I totally agree.
But what is the alternative?
We need some kind of system that allows people to A) learn; B) socialize with other humans in non-virtual space, i.e., mingle physically with actual
other humans of the same age; and C) provide meaningful skills that allow one to make a living somehow after graduation, preferably in proportion to
the efforts/results of a given student's time.
All of this can be accomplished with the current academic infrastructure. But the nature of what it means to be a professor will have to change
radically, as will most other academic jobs/careers. Personally I think abolishing tenure is a good first step, but in so doing another mechanism has
to be set up that allows professors to somehow retain a good deal of autonomy and detachment. There are no easy answers, but strong freedom of speech
safeguards would go a long way.
Whatever the answer, it will only get worse if we continue along current lines. Profs are currently protected by tenure...but many abuse this rather
than use it as a tool of objective study. Instead they get lazy, push their own little pet agendas and theories, or try to develop a "cult following
" or "make a buzz" somehow so they can advance up the career ladder. And its not like they don't whore themselves out to the highest bidder of
their own free will anyway, in a myriad ways.
Another thing is that they shouldn't create any more grad students than can reasonably be expected to go on and find jobs in academia. If they can't
hack it as teachers/researchers, this should be decided BEFORE they enter grad programs, and they can then get on with their lives and go into another
line of work.
Also, don't forget, big academia can be big business. Harvard had an endowment of about $20 billion a few years ago, and though its taken a

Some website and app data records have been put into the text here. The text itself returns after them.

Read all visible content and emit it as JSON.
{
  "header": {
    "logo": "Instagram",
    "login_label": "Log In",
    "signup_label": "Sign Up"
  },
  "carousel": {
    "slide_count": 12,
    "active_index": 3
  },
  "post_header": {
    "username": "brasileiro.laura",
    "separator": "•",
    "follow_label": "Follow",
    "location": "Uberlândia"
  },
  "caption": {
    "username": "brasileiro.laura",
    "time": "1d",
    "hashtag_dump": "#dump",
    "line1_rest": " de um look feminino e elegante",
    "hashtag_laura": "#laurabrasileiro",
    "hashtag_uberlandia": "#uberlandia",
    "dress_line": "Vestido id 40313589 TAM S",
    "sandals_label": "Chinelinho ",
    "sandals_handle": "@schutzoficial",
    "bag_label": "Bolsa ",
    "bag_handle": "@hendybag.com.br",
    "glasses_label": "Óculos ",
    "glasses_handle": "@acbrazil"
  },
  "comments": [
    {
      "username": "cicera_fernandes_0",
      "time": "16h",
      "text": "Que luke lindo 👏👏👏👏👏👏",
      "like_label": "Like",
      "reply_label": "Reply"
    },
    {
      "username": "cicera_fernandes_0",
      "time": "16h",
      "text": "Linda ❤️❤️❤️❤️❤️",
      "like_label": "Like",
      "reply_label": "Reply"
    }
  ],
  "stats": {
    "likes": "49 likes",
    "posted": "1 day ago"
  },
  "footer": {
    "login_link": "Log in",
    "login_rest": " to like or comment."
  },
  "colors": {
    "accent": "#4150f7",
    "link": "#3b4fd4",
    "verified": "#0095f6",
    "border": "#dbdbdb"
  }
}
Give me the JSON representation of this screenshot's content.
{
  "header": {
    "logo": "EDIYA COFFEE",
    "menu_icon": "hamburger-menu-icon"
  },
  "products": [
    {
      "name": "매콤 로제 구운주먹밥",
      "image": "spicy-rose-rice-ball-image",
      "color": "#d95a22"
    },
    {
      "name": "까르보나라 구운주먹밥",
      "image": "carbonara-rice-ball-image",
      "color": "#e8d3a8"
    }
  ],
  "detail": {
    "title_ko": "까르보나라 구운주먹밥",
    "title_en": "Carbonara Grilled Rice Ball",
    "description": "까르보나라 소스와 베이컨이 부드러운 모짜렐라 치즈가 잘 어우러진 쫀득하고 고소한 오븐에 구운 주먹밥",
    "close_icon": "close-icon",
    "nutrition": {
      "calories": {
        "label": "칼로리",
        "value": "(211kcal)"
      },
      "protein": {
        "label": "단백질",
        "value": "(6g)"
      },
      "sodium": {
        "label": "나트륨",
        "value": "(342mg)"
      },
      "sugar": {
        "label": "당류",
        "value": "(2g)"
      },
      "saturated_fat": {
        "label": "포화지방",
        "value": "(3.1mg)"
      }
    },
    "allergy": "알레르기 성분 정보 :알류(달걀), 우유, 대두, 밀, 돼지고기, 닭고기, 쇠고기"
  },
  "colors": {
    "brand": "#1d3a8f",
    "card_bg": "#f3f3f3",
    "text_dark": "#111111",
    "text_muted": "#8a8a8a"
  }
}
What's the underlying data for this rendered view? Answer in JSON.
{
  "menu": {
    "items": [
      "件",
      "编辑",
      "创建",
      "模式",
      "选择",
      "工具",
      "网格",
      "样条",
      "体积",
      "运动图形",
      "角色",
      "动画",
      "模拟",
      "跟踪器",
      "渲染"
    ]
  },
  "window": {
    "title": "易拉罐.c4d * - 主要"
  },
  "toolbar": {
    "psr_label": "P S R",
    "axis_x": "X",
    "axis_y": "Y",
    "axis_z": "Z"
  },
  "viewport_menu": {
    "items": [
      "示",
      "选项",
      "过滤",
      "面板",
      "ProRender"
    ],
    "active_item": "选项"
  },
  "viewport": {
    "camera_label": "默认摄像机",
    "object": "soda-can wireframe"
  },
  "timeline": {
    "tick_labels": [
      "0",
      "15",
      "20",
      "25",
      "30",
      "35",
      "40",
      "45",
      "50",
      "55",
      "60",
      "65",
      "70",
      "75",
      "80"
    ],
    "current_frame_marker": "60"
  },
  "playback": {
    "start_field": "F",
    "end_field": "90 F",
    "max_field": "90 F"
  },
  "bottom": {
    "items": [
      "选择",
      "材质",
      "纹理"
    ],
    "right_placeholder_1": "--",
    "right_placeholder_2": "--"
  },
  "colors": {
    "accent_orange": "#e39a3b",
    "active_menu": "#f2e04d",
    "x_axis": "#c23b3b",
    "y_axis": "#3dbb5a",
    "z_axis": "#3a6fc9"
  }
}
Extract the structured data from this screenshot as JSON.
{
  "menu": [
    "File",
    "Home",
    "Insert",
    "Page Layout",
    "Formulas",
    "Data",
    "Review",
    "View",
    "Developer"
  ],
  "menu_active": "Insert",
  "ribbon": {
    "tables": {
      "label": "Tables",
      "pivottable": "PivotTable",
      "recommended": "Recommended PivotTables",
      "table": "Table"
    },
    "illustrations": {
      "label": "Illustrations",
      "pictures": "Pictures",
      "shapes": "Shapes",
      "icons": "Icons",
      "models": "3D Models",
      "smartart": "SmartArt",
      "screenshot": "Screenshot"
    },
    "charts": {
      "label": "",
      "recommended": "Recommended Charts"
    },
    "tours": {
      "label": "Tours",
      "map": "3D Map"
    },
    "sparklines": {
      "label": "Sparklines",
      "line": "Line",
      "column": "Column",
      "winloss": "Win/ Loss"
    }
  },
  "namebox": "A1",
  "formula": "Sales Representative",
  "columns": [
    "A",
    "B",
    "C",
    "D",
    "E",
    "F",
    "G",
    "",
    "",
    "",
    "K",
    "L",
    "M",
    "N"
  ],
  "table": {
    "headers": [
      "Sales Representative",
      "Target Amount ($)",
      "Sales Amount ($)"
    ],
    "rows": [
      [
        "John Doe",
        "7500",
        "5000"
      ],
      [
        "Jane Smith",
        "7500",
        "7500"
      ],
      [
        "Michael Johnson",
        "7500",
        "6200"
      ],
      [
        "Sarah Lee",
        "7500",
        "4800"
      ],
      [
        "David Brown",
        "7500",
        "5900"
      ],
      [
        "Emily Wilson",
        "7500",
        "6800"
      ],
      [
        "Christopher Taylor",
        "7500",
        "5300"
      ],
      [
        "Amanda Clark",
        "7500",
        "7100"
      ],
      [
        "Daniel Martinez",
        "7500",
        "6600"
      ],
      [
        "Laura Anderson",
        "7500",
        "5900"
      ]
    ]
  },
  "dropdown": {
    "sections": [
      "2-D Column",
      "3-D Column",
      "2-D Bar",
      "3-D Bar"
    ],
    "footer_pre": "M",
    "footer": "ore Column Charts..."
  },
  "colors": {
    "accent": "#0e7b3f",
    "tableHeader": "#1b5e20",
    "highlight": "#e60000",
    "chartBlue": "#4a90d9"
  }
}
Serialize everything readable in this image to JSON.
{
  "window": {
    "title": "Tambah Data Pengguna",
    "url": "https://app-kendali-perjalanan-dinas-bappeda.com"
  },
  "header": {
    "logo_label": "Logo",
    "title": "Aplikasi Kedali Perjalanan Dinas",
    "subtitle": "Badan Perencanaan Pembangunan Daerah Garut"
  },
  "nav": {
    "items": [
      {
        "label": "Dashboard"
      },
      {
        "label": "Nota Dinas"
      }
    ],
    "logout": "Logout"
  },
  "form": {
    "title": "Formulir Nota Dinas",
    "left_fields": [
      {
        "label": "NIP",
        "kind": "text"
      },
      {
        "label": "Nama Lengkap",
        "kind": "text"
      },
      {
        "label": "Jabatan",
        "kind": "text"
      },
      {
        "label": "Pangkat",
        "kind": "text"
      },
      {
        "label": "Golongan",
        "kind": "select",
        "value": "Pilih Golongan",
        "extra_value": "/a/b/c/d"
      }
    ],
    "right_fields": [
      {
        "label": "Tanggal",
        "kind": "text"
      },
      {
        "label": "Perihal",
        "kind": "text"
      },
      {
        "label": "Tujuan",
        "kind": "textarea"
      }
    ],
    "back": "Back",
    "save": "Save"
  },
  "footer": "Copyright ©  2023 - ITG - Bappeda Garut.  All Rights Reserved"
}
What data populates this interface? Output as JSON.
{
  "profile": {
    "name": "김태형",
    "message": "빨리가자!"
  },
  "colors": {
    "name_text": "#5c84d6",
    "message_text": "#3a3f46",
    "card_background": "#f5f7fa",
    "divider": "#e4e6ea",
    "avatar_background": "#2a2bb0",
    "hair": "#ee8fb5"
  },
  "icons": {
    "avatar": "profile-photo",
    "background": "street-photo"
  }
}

substantial hit, its not like they are hurting. and they are juiced into "the system" which means corruption just like with any other big-money
operation. Other big schools are in similar situations, although more widespread pain exists...some schools are seriously hurting, in debt from stupid
big projects begun in the bubble years and meanwhile their endowment funds have evaporated with the financial crises. So radical answers are called
for, in some form at least.
I think profs should be held more accountable in some way, some of the pork should be squeezed out of the system, and so on. Also, the payoff relative
to the investment in time and money that students put in has to me more equitable. I think things like pure philosophy, etc. should always be studied
at the highest level, but the majority needs a system that can get them a real job..
It would also help if the economy de-financialized itself and we actually went back to making real stuff like we did when we were an industrial
powerhouse...then people could study disciplines that would bear real fruit for both the individuals involved and all of society, as well. But that's
a whole other kettle of fish.
[edit on 7/11/09 by silent thunder]